The Leeds Teaching Hospitals NHS Trust

Healthy Eating

Eating a healthy, balanced diet is an important part of maintaining good health, and can help you feel your best.
There’s no evidence that shows any specific food or diet is associated with the development, management or treatment of brain tumours.
Managing your diet, however, may help to improve your quality of life and manage the side-effects of treatment.

This means eating a wide variety of foods in the right proportions, and consuming the right amount of food and drink to achieve and maintain a healthy body weight.

What is a balanced diet?

Healthy eating is about the overall balance of your diet over weeks, months and years. It’s about having a diet of foods you enjoy, with as much variety as possible and not too much of anything.

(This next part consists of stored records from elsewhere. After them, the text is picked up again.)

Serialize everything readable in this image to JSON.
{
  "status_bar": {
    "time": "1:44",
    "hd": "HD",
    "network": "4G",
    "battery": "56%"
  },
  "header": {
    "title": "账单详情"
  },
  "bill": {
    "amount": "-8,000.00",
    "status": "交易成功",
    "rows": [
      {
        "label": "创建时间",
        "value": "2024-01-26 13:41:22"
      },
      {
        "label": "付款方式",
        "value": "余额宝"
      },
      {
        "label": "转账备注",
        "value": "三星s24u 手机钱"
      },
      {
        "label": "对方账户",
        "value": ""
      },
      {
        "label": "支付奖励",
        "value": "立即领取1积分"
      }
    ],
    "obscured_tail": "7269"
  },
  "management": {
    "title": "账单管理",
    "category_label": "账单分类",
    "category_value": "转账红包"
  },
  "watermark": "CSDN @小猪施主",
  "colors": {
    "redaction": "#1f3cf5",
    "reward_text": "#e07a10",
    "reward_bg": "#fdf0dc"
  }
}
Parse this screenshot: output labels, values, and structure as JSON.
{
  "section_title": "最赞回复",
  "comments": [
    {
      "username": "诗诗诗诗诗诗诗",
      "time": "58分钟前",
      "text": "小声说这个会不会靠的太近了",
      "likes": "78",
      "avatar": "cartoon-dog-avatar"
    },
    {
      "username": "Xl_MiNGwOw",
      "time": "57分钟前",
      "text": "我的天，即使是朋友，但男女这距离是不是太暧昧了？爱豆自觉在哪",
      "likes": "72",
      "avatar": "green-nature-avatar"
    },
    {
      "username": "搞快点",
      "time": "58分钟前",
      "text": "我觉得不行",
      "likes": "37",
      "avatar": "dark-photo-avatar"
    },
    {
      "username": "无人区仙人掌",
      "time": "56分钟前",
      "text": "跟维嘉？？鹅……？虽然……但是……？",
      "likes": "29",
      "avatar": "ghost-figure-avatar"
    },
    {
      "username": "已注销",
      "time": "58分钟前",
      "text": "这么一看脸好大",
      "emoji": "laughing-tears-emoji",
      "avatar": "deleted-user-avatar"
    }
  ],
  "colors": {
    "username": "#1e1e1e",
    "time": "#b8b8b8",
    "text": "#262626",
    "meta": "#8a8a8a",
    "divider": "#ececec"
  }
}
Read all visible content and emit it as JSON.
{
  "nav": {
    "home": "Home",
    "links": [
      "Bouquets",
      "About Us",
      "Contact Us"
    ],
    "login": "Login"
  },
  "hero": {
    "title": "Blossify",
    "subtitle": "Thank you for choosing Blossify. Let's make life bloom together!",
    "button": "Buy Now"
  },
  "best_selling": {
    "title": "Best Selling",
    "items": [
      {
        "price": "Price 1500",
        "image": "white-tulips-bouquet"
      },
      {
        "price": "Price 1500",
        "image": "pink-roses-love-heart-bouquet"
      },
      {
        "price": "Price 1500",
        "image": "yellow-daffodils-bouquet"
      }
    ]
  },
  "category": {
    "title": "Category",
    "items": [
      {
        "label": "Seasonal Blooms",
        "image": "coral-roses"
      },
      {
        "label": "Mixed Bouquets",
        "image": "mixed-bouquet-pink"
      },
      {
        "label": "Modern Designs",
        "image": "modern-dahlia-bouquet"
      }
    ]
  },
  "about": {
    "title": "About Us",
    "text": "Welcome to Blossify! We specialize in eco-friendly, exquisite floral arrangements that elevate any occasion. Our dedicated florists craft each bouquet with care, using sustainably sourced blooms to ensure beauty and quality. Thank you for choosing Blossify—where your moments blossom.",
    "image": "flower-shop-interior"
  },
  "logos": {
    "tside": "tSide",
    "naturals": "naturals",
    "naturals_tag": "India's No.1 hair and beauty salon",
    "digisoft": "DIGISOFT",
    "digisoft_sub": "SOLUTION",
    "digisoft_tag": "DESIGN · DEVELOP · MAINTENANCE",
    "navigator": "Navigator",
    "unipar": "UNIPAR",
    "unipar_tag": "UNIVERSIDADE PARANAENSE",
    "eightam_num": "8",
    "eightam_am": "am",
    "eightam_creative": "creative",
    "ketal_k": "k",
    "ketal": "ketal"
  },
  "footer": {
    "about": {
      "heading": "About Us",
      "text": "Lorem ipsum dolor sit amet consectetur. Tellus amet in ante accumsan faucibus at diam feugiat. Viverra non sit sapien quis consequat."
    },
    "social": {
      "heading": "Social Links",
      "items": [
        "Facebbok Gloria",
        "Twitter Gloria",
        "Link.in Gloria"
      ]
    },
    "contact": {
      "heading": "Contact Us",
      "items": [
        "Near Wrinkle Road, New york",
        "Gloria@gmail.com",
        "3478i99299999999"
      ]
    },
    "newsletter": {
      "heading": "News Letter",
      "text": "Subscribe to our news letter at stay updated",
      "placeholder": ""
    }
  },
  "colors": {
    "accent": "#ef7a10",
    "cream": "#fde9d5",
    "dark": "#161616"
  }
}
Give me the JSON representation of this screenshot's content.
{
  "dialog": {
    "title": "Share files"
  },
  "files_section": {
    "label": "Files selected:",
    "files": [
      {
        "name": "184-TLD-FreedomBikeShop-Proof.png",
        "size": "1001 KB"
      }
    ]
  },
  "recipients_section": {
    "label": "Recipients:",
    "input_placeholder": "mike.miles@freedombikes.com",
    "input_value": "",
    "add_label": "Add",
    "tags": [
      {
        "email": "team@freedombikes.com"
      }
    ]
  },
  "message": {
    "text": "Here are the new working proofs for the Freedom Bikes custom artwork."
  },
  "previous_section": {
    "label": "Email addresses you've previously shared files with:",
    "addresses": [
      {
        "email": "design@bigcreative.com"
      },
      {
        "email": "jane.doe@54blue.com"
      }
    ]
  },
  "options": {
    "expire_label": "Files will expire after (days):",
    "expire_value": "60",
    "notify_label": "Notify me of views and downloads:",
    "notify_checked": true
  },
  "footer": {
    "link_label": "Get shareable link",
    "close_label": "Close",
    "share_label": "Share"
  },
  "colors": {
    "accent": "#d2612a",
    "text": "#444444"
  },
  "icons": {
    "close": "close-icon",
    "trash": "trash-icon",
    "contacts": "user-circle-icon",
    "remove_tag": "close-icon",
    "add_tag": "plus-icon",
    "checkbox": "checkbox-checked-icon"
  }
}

A healthy diet consists of a balance of protein, carbohydrates and fats and well as other nutrients, such as fibre, vitamins and minerals.

  • eat at least 5 portions of a variety of fruit and vegetables every day base meals on higher fibre starchy foods like potatoes, bread, rice or pasta
  • have some dairy or dairy alternatives (such as soya drinks)
  • eat some beans, pulses, fish, eggs, meat and other protein
  • choose unsaturated oils and spreads, and eat them in small amounts
  • drink plenty of fluids (at least 6 to 8 glasses a day)

The Eatwell Guide 

Use the Eatwell Guide to help you get a balance of healthier and more sustainable food. It shows how much of what you eat overall should come from each food group.

You can also find general advice about achieving a healthy diet on the NHS Eatwell website.

Food Labels

Nutrition labels can help you choose between products and keep a check on the amount of foods you're eating that are high in fat, salt and added sugars. Most pre-packed foods have a nutrition label on the back or side of the packaging.

  • These labels include information on energy in kilojoules (kJ) and kilocalories (kcal), usually referred to as calories.
  • They also include information on fat, saturates (saturated fat), carbohydrate, sugars, protein and salt.
  • All nutrition information is provided per 100 grams and sometimes per portion of the food.

To help you make an informed choice, most packaged foods have information labels to help you see the amounts of fat, saturated fat, sugar and salt per 100g (3.5oz) of the product. The colours on the packaging indicate if the levels are high, medium or low

traffic light

We are encouraged to eat more foods with amber and green labels and fewer with red.


Tips For Healthy Eating

The NHS Live Well campaign identifies there are 8 tips that cover the basics of healthy eating and can help you make healthier choices. The key to a healthy diet is to eat the right amount of calories for how active you are so you balance the energy you consume with the energy you use. If you eat or drink more than your body needs, you'll put on weight because the energy you do not use is stored as fat. If you eat and drink too little, you'll lose weight.

You should also eat a wide range of foods to make sure you're getting a balanced diet and your body is receiving all the nutrients it needs.

It's recommended that men have around 2,500 calories a day (10,500 kilojoules). Women should have around 2,000 calories a day (8,400 kilojoules). 

So What are the 8 Healthy Eating Tips?

  1. Base your meals on high fibre starchy diets
  2. Eat lots of fruit and veg
  3. Eat more fish, including a portion of oily fish
  4. Cut down on saturated fat and sugar
  5. Eat less salt: No more than 6g a day for adults
  6. Get active, and be a healthy weight
  7. Do not get thirsty
  8. Do not skip breakfast

For more information on what you can do about each of these healthy eating tips,  visit the        NHS Eat Well Website